Rex and Saskia are a young couple in love, driving their way across Europe into France. They are happy and playful, wrapped in each others space as they encompass the vast expanse of countryside heading toward their destination. She warns him about their low petrol gauge but being the typical know-it-all guy…
Simply one of the best endings ever put to film, and you get a novel structure to go with it. Nothing in this film happens without a reason.
Never thought giving out meticulous answers to every question could be so riveting. The detached, almost clinical way this film moves forth is astounding. And the ending . . . almost on the level of Blow Out. Superb.
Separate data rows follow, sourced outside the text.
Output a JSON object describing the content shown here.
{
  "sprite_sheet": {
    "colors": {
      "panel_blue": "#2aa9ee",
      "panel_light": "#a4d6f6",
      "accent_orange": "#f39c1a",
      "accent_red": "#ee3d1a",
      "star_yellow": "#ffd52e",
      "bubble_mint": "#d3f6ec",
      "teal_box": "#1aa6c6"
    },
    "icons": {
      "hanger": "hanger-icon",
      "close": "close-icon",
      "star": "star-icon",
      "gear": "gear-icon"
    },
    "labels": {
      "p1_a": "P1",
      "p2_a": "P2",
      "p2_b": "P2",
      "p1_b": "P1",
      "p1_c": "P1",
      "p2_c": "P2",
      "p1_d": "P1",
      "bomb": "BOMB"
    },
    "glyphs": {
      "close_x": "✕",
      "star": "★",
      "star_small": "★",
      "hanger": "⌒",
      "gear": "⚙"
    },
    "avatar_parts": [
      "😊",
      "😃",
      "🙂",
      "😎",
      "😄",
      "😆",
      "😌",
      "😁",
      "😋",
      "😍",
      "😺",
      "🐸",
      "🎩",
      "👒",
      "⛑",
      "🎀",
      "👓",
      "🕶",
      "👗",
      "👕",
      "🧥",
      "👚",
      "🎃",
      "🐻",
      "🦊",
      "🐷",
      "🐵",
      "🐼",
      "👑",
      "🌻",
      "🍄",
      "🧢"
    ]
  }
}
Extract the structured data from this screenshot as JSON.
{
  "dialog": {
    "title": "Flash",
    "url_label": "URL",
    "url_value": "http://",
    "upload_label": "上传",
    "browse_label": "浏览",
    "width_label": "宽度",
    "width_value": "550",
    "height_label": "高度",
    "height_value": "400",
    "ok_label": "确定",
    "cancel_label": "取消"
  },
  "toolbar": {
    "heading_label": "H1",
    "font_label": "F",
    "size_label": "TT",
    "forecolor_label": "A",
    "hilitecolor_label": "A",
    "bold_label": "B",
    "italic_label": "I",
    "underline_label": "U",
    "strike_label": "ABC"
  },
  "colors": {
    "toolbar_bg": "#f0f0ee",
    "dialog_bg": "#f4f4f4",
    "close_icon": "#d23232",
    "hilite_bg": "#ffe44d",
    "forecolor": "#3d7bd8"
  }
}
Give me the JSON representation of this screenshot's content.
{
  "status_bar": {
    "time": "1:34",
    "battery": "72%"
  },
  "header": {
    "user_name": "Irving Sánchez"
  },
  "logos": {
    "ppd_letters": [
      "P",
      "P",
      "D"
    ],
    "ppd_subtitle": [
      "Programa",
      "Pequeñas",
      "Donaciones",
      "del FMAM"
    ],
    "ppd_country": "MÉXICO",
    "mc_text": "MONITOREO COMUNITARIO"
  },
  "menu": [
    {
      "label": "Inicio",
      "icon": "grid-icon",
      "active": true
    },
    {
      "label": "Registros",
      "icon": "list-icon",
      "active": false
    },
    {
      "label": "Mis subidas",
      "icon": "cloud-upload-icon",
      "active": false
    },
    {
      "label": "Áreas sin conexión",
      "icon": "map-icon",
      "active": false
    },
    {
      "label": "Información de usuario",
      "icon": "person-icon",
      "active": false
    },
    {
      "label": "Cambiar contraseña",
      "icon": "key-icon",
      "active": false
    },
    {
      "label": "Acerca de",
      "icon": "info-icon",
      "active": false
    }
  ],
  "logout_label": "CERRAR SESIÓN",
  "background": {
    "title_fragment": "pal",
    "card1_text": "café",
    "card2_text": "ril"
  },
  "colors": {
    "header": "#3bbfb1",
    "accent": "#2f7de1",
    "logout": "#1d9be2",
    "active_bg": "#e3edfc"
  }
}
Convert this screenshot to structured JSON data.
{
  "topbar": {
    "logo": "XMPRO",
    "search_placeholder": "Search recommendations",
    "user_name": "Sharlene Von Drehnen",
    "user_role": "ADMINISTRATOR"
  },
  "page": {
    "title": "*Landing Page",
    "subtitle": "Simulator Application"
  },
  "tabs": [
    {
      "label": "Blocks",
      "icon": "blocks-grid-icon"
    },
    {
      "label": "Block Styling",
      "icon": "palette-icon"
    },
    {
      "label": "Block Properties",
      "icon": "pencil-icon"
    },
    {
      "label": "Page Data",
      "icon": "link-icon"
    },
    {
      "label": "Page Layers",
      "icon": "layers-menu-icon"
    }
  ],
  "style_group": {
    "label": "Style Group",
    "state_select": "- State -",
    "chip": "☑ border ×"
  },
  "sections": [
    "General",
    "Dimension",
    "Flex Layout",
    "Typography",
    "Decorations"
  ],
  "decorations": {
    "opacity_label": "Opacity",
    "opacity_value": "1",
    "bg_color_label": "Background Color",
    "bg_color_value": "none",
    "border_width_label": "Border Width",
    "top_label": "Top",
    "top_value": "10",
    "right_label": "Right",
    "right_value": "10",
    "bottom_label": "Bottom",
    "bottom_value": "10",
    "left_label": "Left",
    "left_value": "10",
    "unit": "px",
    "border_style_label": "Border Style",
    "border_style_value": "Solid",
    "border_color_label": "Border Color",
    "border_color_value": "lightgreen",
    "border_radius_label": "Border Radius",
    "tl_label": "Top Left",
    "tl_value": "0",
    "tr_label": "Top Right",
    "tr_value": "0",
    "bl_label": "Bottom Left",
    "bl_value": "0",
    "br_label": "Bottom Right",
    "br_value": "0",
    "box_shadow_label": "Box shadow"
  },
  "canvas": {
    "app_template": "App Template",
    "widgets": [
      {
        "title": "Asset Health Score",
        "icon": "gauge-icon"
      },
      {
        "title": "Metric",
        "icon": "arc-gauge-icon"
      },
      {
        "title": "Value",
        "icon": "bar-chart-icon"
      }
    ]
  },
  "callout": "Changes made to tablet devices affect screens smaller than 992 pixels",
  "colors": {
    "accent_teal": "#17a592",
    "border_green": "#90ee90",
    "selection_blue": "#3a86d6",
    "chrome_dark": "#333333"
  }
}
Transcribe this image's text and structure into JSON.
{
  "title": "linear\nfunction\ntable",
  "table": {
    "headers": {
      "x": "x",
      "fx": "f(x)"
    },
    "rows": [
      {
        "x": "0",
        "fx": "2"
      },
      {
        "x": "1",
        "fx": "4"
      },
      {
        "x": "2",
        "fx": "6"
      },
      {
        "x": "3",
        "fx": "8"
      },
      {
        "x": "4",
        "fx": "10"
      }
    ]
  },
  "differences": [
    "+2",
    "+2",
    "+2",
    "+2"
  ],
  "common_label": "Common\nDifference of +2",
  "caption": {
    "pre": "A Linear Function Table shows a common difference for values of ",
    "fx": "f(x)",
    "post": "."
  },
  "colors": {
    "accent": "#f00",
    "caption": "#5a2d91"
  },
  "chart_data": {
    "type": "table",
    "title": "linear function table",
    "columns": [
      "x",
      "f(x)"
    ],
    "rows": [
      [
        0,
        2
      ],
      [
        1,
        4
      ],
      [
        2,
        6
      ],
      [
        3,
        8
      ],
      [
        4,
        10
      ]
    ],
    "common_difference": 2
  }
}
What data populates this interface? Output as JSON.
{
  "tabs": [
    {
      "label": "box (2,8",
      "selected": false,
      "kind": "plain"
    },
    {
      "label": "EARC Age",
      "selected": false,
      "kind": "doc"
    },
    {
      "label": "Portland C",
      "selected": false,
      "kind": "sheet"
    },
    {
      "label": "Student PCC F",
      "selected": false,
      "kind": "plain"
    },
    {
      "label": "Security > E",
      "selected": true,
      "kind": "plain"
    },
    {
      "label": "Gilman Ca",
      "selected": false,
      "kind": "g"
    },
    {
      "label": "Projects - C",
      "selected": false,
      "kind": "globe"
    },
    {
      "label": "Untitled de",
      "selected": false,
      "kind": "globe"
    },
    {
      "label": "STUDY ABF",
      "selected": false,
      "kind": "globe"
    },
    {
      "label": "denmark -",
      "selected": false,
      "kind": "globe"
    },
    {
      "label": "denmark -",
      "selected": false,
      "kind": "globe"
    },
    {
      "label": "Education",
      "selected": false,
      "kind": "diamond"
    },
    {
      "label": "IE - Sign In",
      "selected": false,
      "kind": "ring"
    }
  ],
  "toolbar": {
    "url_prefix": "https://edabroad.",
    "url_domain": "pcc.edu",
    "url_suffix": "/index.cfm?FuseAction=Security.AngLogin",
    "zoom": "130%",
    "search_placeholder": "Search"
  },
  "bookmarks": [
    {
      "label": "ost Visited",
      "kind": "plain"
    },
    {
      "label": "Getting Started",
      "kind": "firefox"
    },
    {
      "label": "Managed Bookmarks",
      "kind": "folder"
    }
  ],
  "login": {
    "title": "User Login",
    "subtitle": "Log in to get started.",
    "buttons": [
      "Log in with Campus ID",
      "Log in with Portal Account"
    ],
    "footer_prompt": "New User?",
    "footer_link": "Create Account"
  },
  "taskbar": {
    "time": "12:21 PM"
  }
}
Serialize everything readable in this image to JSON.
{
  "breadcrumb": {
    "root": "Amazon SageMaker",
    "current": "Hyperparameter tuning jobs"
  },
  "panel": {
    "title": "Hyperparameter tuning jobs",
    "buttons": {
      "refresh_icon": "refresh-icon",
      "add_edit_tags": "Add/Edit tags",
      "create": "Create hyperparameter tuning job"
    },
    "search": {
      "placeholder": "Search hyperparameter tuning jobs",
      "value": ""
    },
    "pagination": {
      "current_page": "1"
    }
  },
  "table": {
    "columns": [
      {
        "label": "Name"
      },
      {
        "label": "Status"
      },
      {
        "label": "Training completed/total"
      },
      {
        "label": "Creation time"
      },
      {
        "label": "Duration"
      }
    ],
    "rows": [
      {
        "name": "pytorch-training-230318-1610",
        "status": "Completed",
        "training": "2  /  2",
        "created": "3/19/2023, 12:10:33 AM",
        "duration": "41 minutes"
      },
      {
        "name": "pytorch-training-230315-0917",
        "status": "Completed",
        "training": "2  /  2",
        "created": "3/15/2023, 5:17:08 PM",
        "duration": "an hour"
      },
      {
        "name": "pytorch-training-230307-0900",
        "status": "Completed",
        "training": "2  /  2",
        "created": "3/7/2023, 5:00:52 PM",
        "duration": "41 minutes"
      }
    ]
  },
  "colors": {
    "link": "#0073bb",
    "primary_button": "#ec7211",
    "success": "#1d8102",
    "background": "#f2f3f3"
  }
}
Lived up to the hype.
It took me far too long to get to this one. Don't copy my mistake. This is superior thriller fare. Tense and interesting throughout, and not without moments of dark humour.
The reason a lot of cinephile watch movies is for the hope to see or experience new form of storytelling. The Vanishing fits the bill.
The Vanishing is the story of a man's despair to find out what happened to his girlfriend who vanished without any trace.
This movie is like Nolan's Memento or Hitchcock's Psycho. It's a new form of telling a suspense by breaking every rules in conventional storytelling. This is a film that plays on our fear of going against what is predestined, the fear of discovering, and seeing what's on the road less traveled...
A really great psychological suspense
This review reportedly contains spoilers. I can handle the truth.
I really like everything about this movie - the writing, atmosphere, mood, all that stuff....EXCEPT THE ENDING.
No one in that situation would drink that coffee. He'd find another way to get the truth out of the bastard, he was clearly stronger.
I wouldn't have minded if the director choose to go with a version of the ending they used for the 1993 American adaptation (Maybe a less comical/shitty attempt at it). It would have been cool to see Rex's new girl friend being a sleuth throughout the movie after they part - eventually saving him, them escaping, get the police after Raymond. I mean, she was useless in this as it is. You would still have a heavy macabre element with the fate of his old girl friend.
Although I didn't find The Vanishing overly suspenseful, I did greatly appreciate how well developed the characters were and just how methodically the film progressed. This is definitely a hallmark psychological thriller.
A masterful tragedy set in the beautiful country side of Europe.
You wait for the vanishing to happen, at first it seems it may happen in a tunnel when the husband leaves the wife all alone to get gas.
And then you think it's going to happen when she enters a petrol station for a frisbee.
And then it happens, after we get plenty of time to understand the young couple's relationship and their affection for each other. That chunk in the petrol station when he starts looking for her, and we know what's happened is heart pounding.
The rest of the movie plays out so slowly, in a great way. You want to know what happened but the filmmaker…
Has aged very well. Hadn't seen in in 20 years and I was completely entranced.
Simply one of the most chilling portraits of a sociopath ever made. By removing the mystery, we are forced to contemplate the humanity, not only of Raymond, the calculating killer, but of Rex, the lover obsessed with learning about the fate of the abducted Soskia. We find that obsession is a two way street; these men are not so different. Man will do anything to tempt fate, even if it means ultimately succumbing to it.
Recently, I've become aware that certain films are able to transcend the medium by being completely self-assured in their atmospheres…
For five years, film critic Scott Tobias compiled "The New Cult Canon" in a regular column for The A.V. Club…